- [WHAT IS EXPECTED]:
Extract all lines from the data beneath that include the word "conversations".

- [Dataset rows for apps and sites]:
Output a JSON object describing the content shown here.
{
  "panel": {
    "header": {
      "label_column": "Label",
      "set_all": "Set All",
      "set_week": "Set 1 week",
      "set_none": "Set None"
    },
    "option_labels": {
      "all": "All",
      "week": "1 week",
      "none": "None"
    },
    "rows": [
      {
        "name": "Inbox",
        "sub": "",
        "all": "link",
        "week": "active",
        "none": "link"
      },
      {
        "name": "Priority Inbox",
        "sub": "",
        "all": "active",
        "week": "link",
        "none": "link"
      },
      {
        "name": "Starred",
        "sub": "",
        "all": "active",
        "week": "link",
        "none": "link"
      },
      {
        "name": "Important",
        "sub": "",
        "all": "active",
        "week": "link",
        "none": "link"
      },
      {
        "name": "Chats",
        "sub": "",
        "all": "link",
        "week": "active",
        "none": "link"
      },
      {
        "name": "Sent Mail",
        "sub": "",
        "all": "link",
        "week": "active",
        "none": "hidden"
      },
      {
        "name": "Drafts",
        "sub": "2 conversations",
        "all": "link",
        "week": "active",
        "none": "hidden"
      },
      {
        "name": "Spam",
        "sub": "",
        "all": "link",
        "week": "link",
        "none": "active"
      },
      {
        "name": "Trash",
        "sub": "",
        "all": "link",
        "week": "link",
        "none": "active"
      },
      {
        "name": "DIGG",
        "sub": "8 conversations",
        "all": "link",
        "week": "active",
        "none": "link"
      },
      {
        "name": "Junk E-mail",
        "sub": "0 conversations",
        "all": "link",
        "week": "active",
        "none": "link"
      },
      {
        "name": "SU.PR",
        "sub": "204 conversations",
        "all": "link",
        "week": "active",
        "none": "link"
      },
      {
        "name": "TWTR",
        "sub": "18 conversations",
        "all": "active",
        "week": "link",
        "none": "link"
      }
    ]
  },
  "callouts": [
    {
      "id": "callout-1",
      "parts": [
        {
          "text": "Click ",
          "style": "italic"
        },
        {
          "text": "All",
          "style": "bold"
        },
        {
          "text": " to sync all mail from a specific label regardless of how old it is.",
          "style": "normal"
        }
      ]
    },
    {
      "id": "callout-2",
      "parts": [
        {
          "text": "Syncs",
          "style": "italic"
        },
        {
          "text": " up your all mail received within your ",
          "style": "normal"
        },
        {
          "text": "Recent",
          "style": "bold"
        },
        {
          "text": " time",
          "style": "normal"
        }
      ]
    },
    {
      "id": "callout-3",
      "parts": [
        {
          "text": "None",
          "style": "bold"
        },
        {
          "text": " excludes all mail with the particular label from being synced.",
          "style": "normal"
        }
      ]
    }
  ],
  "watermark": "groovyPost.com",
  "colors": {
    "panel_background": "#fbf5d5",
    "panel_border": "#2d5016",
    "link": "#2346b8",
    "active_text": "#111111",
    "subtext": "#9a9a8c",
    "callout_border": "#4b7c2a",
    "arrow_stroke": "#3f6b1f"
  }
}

- [ANSWER BOX]:
        "sub": "2 conversations",
        "sub": "8 conversations",
        "sub": "0 conversations",
        "sub": "204 conversations",
        "sub": "18 conversations",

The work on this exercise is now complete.